When copying the entries below, leave out every picture and keep the rest exact.

· · ·

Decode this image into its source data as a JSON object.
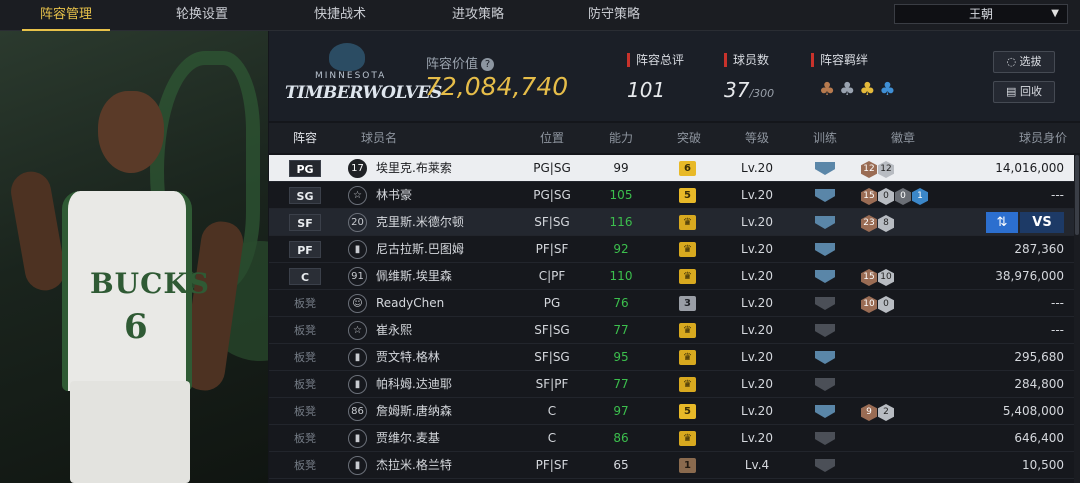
{
  "tabs": [
    {
      "label": "阵容管理",
      "active": true
    },
    {
      "label": "轮换设置",
      "active": false
    },
    {
      "label": "快捷战术",
      "active": false
    },
    {
      "label": "进攻策略",
      "active": false
    },
    {
      "label": "防守策略",
      "active": false
    }
  ],
  "team_select": {
    "value": "王朝"
  },
  "hero_player": {
    "jersey_text": "BUCKS",
    "jersey_number": "6"
  },
  "team_logo": {
    "line1": "MINNESOTA",
    "line2": "TIMBERWOLVES"
  },
  "lineup_value": {
    "label": "阵容价值",
    "value": "72,084,740"
  },
  "stats": {
    "rating": {
      "label": "阵容总评",
      "value": "101"
    },
    "players": {
      "label": "球员数",
      "value": "37",
      "max": "/300"
    },
    "bonds": {
      "label": "阵容羁绊"
    }
  },
  "buttons": {
    "select": "选拔",
    "recycle": "回收"
  },
  "columns": {
    "lineup": "阵容",
    "name": "球员名",
    "position": "位置",
    "ability": "能力",
    "breakthrough": "突破",
    "level": "等级",
    "training": "训练",
    "badges": "徽章",
    "worth": "球员身价"
  },
  "rows": [
    {
      "slot": "PG",
      "num": "17",
      "name": "埃里克.布莱索",
      "pos": "PG|SG",
      "power": "99",
      "brk": "6",
      "level": "Lv.20",
      "worth": "14,016,000"
    },
    {
      "slot": "SG",
      "num": "☆",
      "name": "林书豪",
      "pos": "PG|SG",
      "power": "105",
      "brk": "5",
      "level": "Lv.20",
      "worth": "---"
    },
    {
      "slot": "SF",
      "num": "20",
      "name": "克里斯.米德尔顿",
      "pos": "SF|SG",
      "power": "116",
      "brk": "♛",
      "level": "Lv.20",
      "worth": ""
    },
    {
      "slot": "PF",
      "num": "▮",
      "name": "尼古拉斯.巴图姆",
      "pos": "PF|SF",
      "power": "92",
      "brk": "♛",
      "level": "Lv.20",
      "worth": "287,360"
    },
    {
      "slot": "C",
      "num": "91",
      "name": "佩维斯.埃里森",
      "pos": "C|PF",
      "power": "110",
      "brk": "♛",
      "level": "Lv.20",
      "worth": "38,976,000"
    },
    {
      "slot": "板凳",
      "num": "☺",
      "name": "ReadyChen",
      "pos": "PG",
      "power": "76",
      "brk": "3",
      "level": "Lv.20",
      "worth": "---"
    },
    {
      "slot": "板凳",
      "num": "☆",
      "name": "崔永熙",
      "pos": "SF|SG",
      "power": "77",
      "brk": "♛",
      "level": "Lv.20",
      "worth": "---"
    },
    {
      "slot": "板凳",
      "num": "▮",
      "name": "贾文特.格林",
      "pos": "SF|SG",
      "power": "95",
      "brk": "♛",
      "level": "Lv.20",
      "worth": "295,680"
    },
    {
      "slot": "板凳",
      "num": "▮",
      "name": "帕科姆.达迪耶",
      "pos": "SF|PF",
      "power": "77",
      "brk": "♛",
      "level": "Lv.20",
      "worth": "284,800"
    },
    {
      "slot": "板凳",
      "num": "86",
      "name": "詹姆斯.唐纳森",
      "pos": "C",
      "power": "97",
      "brk": "5",
      "level": "Lv.20",
      "worth": "5,408,000"
    },
    {
      "slot": "板凳",
      "num": "▮",
      "name": "贾维尔.麦基",
      "pos": "C",
      "power": "86",
      "brk": "♛",
      "level": "Lv.20",
      "worth": "646,400"
    },
    {
      "slot": "板凳",
      "num": "▮",
      "name": "杰拉米.格兰特",
      "pos": "PF|SF",
      "power": "65",
      "brk": "1",
      "level": "Lv.4",
      "worth": "10,500"
    }
  ],
  "badges": {
    "r0": [
      "12",
      "12"
    ],
    "r1": [
      "15",
      "0",
      "0",
      "1"
    ],
    "r2": [
      "23",
      "8"
    ],
    "r4": [
      "15",
      "10"
    ],
    "r5": [
      "10",
      "0"
    ],
    "r9": [
      "9",
      "2"
    ]
  },
  "row_actions": {
    "swap": "⇅",
    "vs": "VS"
  }
}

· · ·

Reply —
Decode this image into its source data as a JSON object.
{
  "tabs": [
    {
      "label": "阵容管理",
      "active": true
    },
    {
      "label": "轮换设置",
      "active": false
    },
    {
      "label": "快捷战术",
      "active": false
    },
    {
      "label": "进攻策略",
      "active": false
    },
    {
      "label": "防守策略",
      "active": false
    }
  ],
  "team_select": {
    "value": "王朝"
  },
  "hero_player": {
    "jersey_text": "BUCKS",
    "jersey_number": "6"
  },
  "team_logo": {
    "line1": "MINNESOTA",
    "line2": "TIMBERWOLVES"
  },
  "lineup_value": {
    "label": "阵容价值",
    "value": "72,084,740"
  },
  "stats": {
    "rating": {
      "label": "阵容总评",
      "value": "101"
    },
    "players": {
      "label": "球员数",
      "value": "37",
      "max": "/300"
    },
    "bonds": {
      "label": "阵容羁绊"
    }
  },
  "buttons": {
    "select": "选拔",
    "recycle": "回收"
  },
  "columns": {
    "lineup": "阵容",
    "name": "球员名",
    "position": "位置",
    "ability": "能力",
    "breakthrough": "突破",
    "level": "等级",
    "training": "训练",
    "badges": "徽章",
    "worth": "球员身价"
  },
  "rows": [
    {
      "slot": "PG",
      "num": "17",
      "name": "埃里克.布莱索",
      "pos": "PG|SG",
      "power": "99",
      "brk": "6",
      "level": "Lv.20",
      "worth": "14,016,000"
    },
    {
      "slot": "SG",
      "num": "☆",
      "name": "林书豪",
      "pos": "PG|SG",
      "power": "105",
      "brk": "5",
      "level": "Lv.20",
      "worth": "---"
    },
    {
      "slot": "SF",
      "num": "20",
      "name": "克里斯.米德尔顿",
      "pos": "SF|SG",
      "power": "116",
      "brk": "♛",
      "level": "Lv.20",
      "worth": ""
    },
    {
      "slot": "PF",
      "num": "▮",
      "name": "尼古拉斯.巴图姆",
      "pos": "PF|SF",
      "power": "92",
      "brk": "♛",
      "level": "Lv.20",
      "worth": "287,360"
    },
    {
      "slot": "C",
      "num": "91",
      "name": "佩维斯.埃里森",
      "pos": "C|PF",
      "power": "110",
      "brk": "♛",
      "level": "Lv.20",
      "worth": "38,976,000"
    },
    {
      "slot": "板凳",
      "num": "☺",
      "name": "ReadyChen",
      "pos": "PG",
      "power": "76",
      "brk": "3",
      "level": "Lv.20",
      "worth": "---"
    },
    {
      "slot": "板凳",
      "num": "☆",
      "name": "崔永熙",
      "pos": "SF|SG",
      "power": "77",
      "brk": "♛",
      "level": "Lv.20",
      "worth": "---"
    },
    {
      "slot": "板凳",
      "num": "▮",
      "name": "贾文特.格林",
      "pos": "SF|SG",
      "power": "95",
      "brk": "♛",
      "level": "Lv.20",
      "worth": "295,680"
    },
    {
      "slot": "板凳",
      "num": "▮",
      "name": "帕科姆.达迪耶",
      "pos": "SF|PF",
      "power": "77",
      "brk": "♛",
      "level": "Lv.20",
      "worth": "284,800"
    },
    {
      "slot": "板凳",
      "num": "86",
      "name": "詹姆斯.唐纳森",
      "pos": "C",
      "power": "97",
      "brk": "5",
      "level": "Lv.20",
      "worth": "5,408,000"
    },
    {
      "slot": "板凳",
      "num": "▮",
      "name": "贾维尔.麦基",
      "pos": "C",
      "power": "86",
      "brk": "♛",
      "level": "Lv.20",
      "worth": "646,400"
    },
    {
      "slot": "板凳",
      "num": "▮",
      "name": "杰拉米.格兰特",
      "pos": "PF|SF",
      "power": "65",
      "brk": "1",
      "level": "Lv.4",
      "worth": "10,500"
    }
  ],
  "badges": {
    "r0": [
      "12",
      "12"
    ],
    "r1": [
      "15",
      "0",
      "0",
      "1"
    ],
    "r2": [
      "23",
      "8"
    ],
    "r4": [
      "15",
      "10"
    ],
    "r5": [
      "10",
      "0"
    ],
    "r9": [
      "9",
      "2"
    ]
  },
  "row_actions": {
    "swap": "⇅",
    "vs": "VS"
  }
}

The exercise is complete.